Supplied records:
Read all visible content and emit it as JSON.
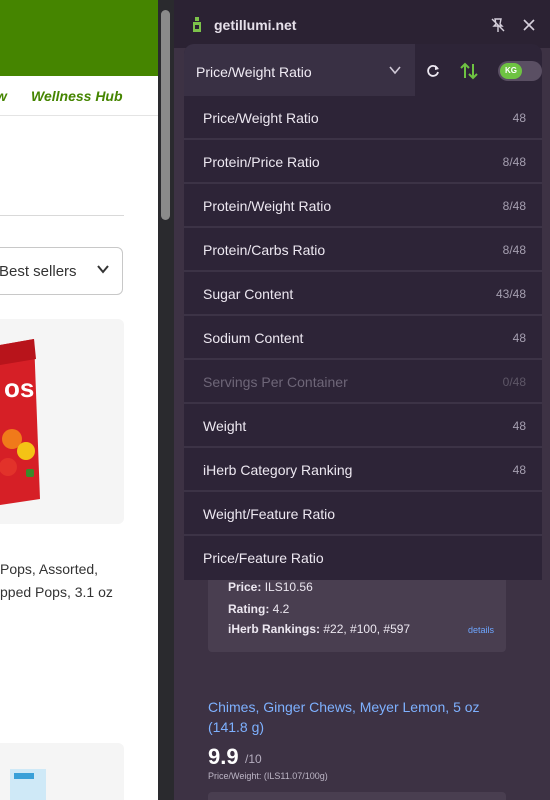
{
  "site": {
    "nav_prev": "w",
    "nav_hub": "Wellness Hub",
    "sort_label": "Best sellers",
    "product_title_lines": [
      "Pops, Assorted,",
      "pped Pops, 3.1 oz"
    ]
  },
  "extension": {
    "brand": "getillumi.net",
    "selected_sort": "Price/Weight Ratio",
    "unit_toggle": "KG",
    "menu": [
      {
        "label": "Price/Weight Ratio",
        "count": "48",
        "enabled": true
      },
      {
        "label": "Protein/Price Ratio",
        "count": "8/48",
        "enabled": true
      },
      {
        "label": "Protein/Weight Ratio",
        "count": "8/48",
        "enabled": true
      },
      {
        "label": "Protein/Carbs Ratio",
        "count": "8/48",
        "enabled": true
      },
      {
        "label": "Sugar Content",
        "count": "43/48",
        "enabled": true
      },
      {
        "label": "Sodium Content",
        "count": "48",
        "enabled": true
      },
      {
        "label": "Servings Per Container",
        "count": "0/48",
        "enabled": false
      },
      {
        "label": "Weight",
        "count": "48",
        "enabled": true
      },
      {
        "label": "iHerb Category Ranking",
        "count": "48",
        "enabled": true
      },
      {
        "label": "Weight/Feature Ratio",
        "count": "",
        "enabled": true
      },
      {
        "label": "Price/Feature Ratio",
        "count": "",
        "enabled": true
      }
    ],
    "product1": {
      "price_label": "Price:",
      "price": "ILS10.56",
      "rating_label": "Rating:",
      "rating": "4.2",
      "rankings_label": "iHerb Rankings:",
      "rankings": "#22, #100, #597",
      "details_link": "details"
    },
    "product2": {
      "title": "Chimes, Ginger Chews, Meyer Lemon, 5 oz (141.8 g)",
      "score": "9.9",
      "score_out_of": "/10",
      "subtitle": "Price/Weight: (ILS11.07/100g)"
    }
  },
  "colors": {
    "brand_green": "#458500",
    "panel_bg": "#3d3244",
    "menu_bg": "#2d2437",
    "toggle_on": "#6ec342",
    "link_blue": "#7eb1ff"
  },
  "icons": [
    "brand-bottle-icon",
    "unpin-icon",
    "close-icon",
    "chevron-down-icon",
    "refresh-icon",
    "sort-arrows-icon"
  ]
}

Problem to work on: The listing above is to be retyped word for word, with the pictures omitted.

Task result:
Read all visible content and emit it as JSON.
{
  "site": {
    "nav_prev": "w",
    "nav_hub": "Wellness Hub",
    "sort_label": "Best sellers",
    "product_title_lines": [
      "Pops, Assorted,",
      "pped Pops, 3.1 oz"
    ]
  },
  "extension": {
    "brand": "getillumi.net",
    "selected_sort": "Price/Weight Ratio",
    "unit_toggle": "KG",
    "menu": [
      {
        "label": "Price/Weight Ratio",
        "count": "48",
        "enabled": true
      },
      {
        "label": "Protein/Price Ratio",
        "count": "8/48",
        "enabled": true
      },
      {
        "label": "Protein/Weight Ratio",
        "count": "8/48",
        "enabled": true
      },
      {
        "label": "Protein/Carbs Ratio",
        "count": "8/48",
        "enabled": true
      },
      {
        "label": "Sugar Content",
        "count": "43/48",
        "enabled": true
      },
      {
        "label": "Sodium Content",
        "count": "48",
        "enabled": true
      },
      {
        "label": "Servings Per Container",
        "count": "0/48",
        "enabled": false
      },
      {
        "label": "Weight",
        "count": "48",
        "enabled": true
      },
      {
        "label": "iHerb Category Ranking",
        "count": "48",
        "enabled": true
      },
      {
        "label": "Weight/Feature Ratio",
        "count": "",
        "enabled": true
      },
      {
        "label": "Price/Feature Ratio",
        "count": "",
        "enabled": true
      }
    ],
    "product1": {
      "price_label": "Price:",
      "price": "ILS10.56",
      "rating_label": "Rating:",
      "rating": "4.2",
      "rankings_label": "iHerb Rankings:",
      "rankings": "#22, #100, #597",
      "details_link": "details"
    },
    "product2": {
      "title": "Chimes, Ginger Chews, Meyer Lemon, 5 oz (141.8 g)",
      "score": "9.9",
      "score_out_of": "/10",
      "subtitle": "Price/Weight: (ILS11.07/100g)"
    }
  },
  "colors": {
    "brand_green": "#458500",
    "panel_bg": "#3d3244",
    "menu_bg": "#2d2437",
    "toggle_on": "#6ec342",
    "link_blue": "#7eb1ff"
  },
  "icons": [
    "brand-bottle-icon",
    "unpin-icon",
    "close-icon",
    "chevron-down-icon",
    "refresh-icon",
    "sort-arrows-icon"
  ]
}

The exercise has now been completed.